Dreams have often been a source of inspiration, for the greatest artists ever seen and us. But those are just dreams we dream with our eyes open. ( As they should be.) We experience a different kind of dreams as we retire for the day. Some days they’re happy, other days our dreams are so violent and morbid, that we’re left wondering how our mind conjured up with a thought like that. Perhaps it’s what we throughout the day and our mind took bits and pieces from it. New research backs this up, says it may probably be true. The study observed a pattern in brain activity as they attempted to predict angry dreams. The study was published in the J Neurosci journal.

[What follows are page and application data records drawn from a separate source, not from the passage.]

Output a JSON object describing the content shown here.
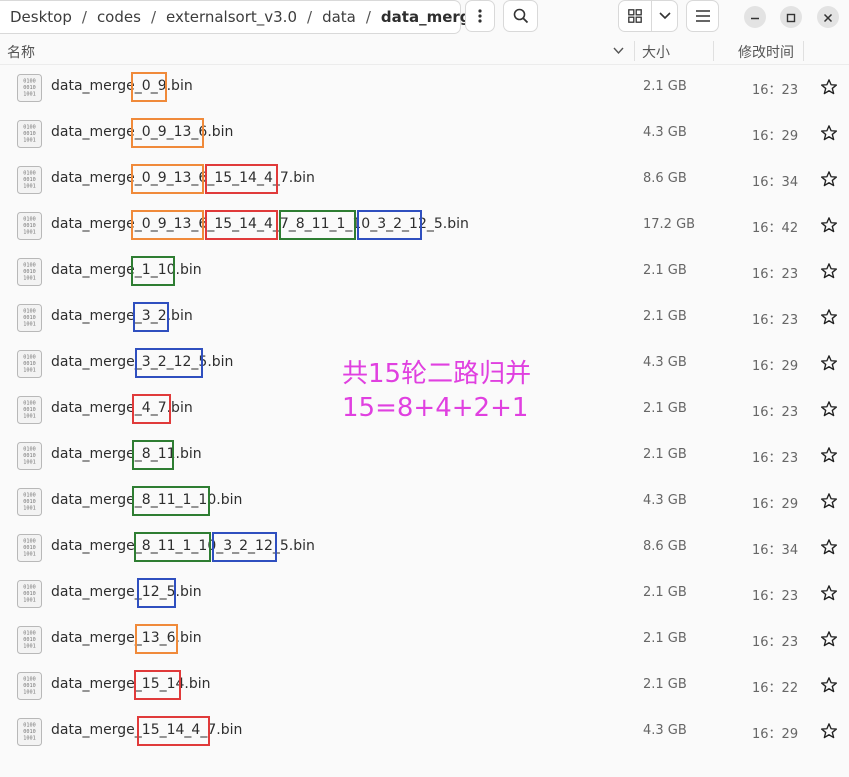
{
  "breadcrumb": [
    "Desktop",
    "codes",
    "externalsort_v3.0",
    "data",
    "data_merge"
  ],
  "columns": {
    "name": "名称",
    "size": "大小",
    "modified": "修改时间"
  },
  "icons": {
    "more": "vertical-dots-icon",
    "search": "search-icon",
    "view": "grid-view-icon",
    "dropdown": "chevron-down-icon",
    "menu": "hamburger-menu-icon",
    "minimize": "minimize-icon",
    "maximize": "maximize-icon",
    "close": "close-icon",
    "file": "binary-file-icon",
    "star": "star-icon"
  },
  "highlight_colors": {
    "orange": "#f08a3a",
    "red": "#e03a3a",
    "green": "#2e7d32",
    "blue": "#2f4fbf"
  },
  "files": [
    {
      "name": "data_merge_0_9.bin",
      "size": "2.1 GB",
      "time": "16：23"
    },
    {
      "name": "data_merge_0_9_13_6.bin",
      "size": "4.3 GB",
      "time": "16：29"
    },
    {
      "name": "data_merge_0_9_13_6_15_14_4_7.bin",
      "size": "8.6 GB",
      "time": "16：34"
    },
    {
      "name": "data_merge_0_9_13_6_15_14_4_7_8_11_1_10_3_2_12_5.bin",
      "size": "17.2 GB",
      "time": "16：42"
    },
    {
      "name": "data_merge_1_10.bin",
      "size": "2.1 GB",
      "time": "16：23"
    },
    {
      "name": "data_merge_3_2.bin",
      "size": "2.1 GB",
      "time": "16：23"
    },
    {
      "name": "data_merge_3_2_12_5.bin",
      "size": "4.3 GB",
      "time": "16：29"
    },
    {
      "name": "data_merge_4_7.bin",
      "size": "2.1 GB",
      "time": "16：23"
    },
    {
      "name": "data_merge_8_11.bin",
      "size": "2.1 GB",
      "time": "16：23"
    },
    {
      "name": "data_merge_8_11_1_10.bin",
      "size": "4.3 GB",
      "time": "16：29"
    },
    {
      "name": "data_merge_8_11_1_10_3_2_12_5.bin",
      "size": "8.6 GB",
      "time": "16：34"
    },
    {
      "name": "data_merge_12_5.bin",
      "size": "2.1 GB",
      "time": "16：23"
    },
    {
      "name": "data_merge_13_6.bin",
      "size": "2.1 GB",
      "time": "16：23"
    },
    {
      "name": "data_merge_15_14.bin",
      "size": "2.1 GB",
      "time": "16：22"
    },
    {
      "name": "data_merge_15_14_4_7.bin",
      "size": "4.3 GB",
      "time": "16：29"
    }
  ],
  "annotation": {
    "line1": "共15轮二路归并",
    "line2": "15=8+4+2+1"
  }
}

The researched forced on the frontal alpha asymmetry, (FAA), defined as the difference between right and left activity in the frontal area of the brain. It can be used as a marker for short-lived, immediate emotions and their regulations in someone who’s awake. The study checked if the FAA could be used to mark emotions during sleep and if a person’s emotions right before sleeping were related to the emotions they experienced in their dreams.
For the duration of two nights, the research team recorded the paticipants’ EEG. They measured the participants’ brain activity before they went to sleep, while they were sleeping, and in the morning after they awoke. The participants were woken from sleep five minutes after the beginning of each REM stage and gave a report that described the emotions and nature of their dreams. The results revealed that FAA during sleep and evening before sleep tended to predict experiences of anger in dreams and demonstrated a pattern that was previously liked to anger and self-regulation during wakefulness.
There are different theories regarding why people experience emotions, including anger, in their dreams,” Pilleriin Sikka, lead author of the study, told Newsweek. “Some theories argue that dreams may simply reflect our waking emotions and experiences. From this perspective, people who experience more anger and anger-related experiences in their waking life also experience more anger in dreams.”
Sikka also said that other theories say that humans could possibly be processing negative emotions in their dreams, which helps them cope with it as they are awake. “From this perspective, individuals who experience anger in dreams may be better able to cope with such emotions and related situations in their daily waking life,” she said.
This was not the first study on the subject, but the first one that saw a distinctive pattern. One of the previous studies found that the emotions of anger and frustration among individuals often reported nightmares. Another study in 2015 said anxiety levels and physical aggression in dreams were significantly higher for individuals who reported recurrent nightmares (versus people who didn’t suffer from recurrent nightmares). An article for the Harvard Mahoney Neuroscience Institute notes that nightmares, in general, can arise from a variety of sources, including medications, stress, anxiety, irregular sleeping patterns, and mental health disorders like PTSD.